Are Fermented Foods a Fad or the Future of Gut Health?
You’ve probably heard a lot about the benefits of fermented food. What’s all the buzz about? Is it just another crazy food fad?
That’s not likely: people have used fermentation as a healthy and safe way to flavor and preserve food since ancient times. The signature sour taste of pickles, sauerkraut, and yogurt comes from a process called lacto-fermentation.
Lacto-fermentation occurs when microorganisms such as bacteria and yeast consume sugars in food and release organic acids. This happens under anaerobic conditions (without oxygen) and results in an acidic environment that prevents harmful bacteria from growing on the food. At the same time, beneficial bacteria, such as lactobacilli, flourish. Fermentation not only preserves the nutrient content of food but is also an excellent source of healthy bacteria.
How can fermented foods benefit health?
Scientists estimate that there could be up to 500 species of bacteria living in our intestines at any one time. In fact, your body contains up to ten times the number of bacteria than the estimated 30 trillion human cells that make you, you. Sometimes called a microbiome, microbiota, or microflora, the healthy bacteria living in our gut are essential to health. Beneficial bacteria strengthen our immune system, help us to digest food, affect our mood, keep our organs healthy and metabolism strong. There is also a growing body of research to support the microbiome’s role in the prevention of diseases such as diabetes, heart disease and cancer.
Fermented foods are rich in beneficial bacteria that are essential to a healthy microbiome. Fermentation increases both the nutrient value of the food and the bioavailability of those nutrients. In other words, your body can absorb and use the nutrients more easily. Incorporating fermented foods is therefore a great way to boost your overall nutrition.
Probiotic supplements and fermented foods: Do I need both?
Just about everything in our modern lives works against healthy gut bacteria. As a result, many of us are deficient. Here are just a few of the common culprits damaging our gut biome:
- Tap water treated with fluoride and chlorine.
- Chemical-laden toothpaste and mouthwash.
- Pesticides, including glyphosate and similar chemicals, found in our food supply.
- Use of prescription antibiotics and other medications.
- Hand sanitizers and chemical household disinfectants.
- A diet high in junk, convenience and processed foods.
Eliminating or reducing these offenders will support gut health. At times, it may also be recommended to supplement with a quality probiotic to restore the proper balance of microflora in your gut.

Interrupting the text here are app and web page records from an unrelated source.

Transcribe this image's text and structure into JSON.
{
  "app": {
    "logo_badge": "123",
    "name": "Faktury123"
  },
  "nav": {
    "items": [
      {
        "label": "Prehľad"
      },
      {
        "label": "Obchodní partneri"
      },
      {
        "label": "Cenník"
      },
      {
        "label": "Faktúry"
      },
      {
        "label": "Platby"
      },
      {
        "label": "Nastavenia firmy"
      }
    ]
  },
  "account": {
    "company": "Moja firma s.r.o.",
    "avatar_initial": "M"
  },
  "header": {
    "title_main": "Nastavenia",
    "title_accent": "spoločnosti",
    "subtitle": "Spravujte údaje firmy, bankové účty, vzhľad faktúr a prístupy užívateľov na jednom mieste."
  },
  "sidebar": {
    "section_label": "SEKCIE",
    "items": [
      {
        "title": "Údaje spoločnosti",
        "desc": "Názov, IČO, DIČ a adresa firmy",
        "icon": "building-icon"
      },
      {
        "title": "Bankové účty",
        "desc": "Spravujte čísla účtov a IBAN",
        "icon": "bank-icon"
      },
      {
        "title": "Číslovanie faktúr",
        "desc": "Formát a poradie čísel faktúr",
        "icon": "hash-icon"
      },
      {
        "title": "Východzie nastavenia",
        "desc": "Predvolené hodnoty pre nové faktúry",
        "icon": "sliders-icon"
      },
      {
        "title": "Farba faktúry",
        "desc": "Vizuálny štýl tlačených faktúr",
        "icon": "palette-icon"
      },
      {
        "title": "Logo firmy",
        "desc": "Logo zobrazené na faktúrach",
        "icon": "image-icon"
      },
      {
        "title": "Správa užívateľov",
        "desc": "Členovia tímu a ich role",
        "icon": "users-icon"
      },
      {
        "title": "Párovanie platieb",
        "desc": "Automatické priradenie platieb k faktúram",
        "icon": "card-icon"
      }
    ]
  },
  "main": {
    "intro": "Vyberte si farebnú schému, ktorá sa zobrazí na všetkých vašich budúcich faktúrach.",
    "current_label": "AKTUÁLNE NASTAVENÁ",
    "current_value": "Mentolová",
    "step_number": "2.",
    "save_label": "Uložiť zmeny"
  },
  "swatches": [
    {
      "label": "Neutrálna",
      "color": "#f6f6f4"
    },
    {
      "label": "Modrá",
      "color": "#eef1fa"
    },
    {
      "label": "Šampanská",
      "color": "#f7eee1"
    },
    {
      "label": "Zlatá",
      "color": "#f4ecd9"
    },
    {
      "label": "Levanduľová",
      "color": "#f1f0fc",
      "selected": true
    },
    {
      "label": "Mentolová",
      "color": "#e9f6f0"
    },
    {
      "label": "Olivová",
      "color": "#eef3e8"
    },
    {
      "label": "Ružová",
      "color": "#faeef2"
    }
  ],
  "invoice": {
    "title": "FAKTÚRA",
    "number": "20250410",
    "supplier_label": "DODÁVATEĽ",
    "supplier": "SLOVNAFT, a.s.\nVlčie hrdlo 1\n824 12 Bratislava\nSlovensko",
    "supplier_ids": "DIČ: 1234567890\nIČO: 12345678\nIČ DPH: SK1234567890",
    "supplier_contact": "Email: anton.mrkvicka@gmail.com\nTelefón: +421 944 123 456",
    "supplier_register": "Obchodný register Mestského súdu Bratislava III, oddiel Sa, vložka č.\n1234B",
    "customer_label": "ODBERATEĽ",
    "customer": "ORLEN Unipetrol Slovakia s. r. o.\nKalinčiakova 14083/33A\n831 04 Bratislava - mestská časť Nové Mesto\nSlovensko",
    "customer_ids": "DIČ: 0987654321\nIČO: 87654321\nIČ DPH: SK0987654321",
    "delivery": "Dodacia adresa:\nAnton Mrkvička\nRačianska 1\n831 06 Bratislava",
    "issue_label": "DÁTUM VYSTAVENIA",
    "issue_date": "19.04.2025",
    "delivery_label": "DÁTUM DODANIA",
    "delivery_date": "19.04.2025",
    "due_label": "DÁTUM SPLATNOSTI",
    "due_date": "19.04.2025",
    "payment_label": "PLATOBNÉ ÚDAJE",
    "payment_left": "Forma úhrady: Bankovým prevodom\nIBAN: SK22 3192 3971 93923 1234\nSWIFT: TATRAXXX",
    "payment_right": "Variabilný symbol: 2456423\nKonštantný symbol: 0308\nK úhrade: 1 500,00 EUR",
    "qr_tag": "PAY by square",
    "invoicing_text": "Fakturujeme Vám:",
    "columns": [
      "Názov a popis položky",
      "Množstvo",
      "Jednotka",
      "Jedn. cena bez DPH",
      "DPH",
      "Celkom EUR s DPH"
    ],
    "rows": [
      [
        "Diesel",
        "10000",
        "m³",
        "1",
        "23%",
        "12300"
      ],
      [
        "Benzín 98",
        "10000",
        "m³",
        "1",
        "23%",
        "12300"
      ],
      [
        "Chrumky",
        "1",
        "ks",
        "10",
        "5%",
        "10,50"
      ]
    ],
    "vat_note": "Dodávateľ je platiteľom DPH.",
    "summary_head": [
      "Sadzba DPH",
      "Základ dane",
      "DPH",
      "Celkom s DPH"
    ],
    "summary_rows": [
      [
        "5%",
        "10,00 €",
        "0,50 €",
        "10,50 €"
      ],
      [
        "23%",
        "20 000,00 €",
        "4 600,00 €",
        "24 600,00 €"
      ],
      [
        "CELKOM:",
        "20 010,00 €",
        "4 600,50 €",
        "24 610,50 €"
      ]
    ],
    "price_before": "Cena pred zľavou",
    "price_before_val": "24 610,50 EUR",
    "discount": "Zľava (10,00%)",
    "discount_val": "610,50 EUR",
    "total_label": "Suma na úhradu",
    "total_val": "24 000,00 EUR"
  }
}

Talk to your health practitioner about whether supplementation is right for you.
What are some fermented foods that provide probiotics and boost gut health?
The lacto-fermentation process is a safe and healthy method of food preservation. But do fermented foods taste good? They sure do! Some of my favorites include:
Kefir: a thick, tangy beverage that tastes similar to yogurt. Kefir may improve lactose digestion, and its nutritional qualities can decrease inflammation and support bone health.
Tempeh: a high-protein meat substitute made from fermented soybeans that is firm, chewy, and can be baked, steamed, or sautéed before adding to main or side dishes. Tempeh’s soy protein may help to improve blood cholesterol and fight free radical aging compounds.
Kombucha: consumed in Asian countries for many generations, Kombucha is a slightly effervescent fermented tea made using a “SCOBY,” which is a combination of yeast and bacteria that gives the beverage its distinctive tart taste. Kombucha may be flavored with fruit or include other high-nutrition additives like herbs or ginger.
Sauerkraut: is finely cut cabbage that has been fermented by lactic acid. It is a good source of vitamins B, C, K, calcium and magnesium. Its high nutrient profile, enzyme content and plentiful beneficial bacteria makes it even more nutritious than the original cabbage. Sauerkraut has a long shelf life and a pleasing, slightly sour flavor that has made it widely popular in many cultures as a highly nutritious side dish.
Adding fermented foods to your menu is a tasty way to support your overall health. Increasing the beneficial bacteria in your gut will boost your nutrition, support your immunity, digestion, metabolism, mental health, and can help in the prevention of chronic disease. Be kind to your gut biome and it will be kind back to you!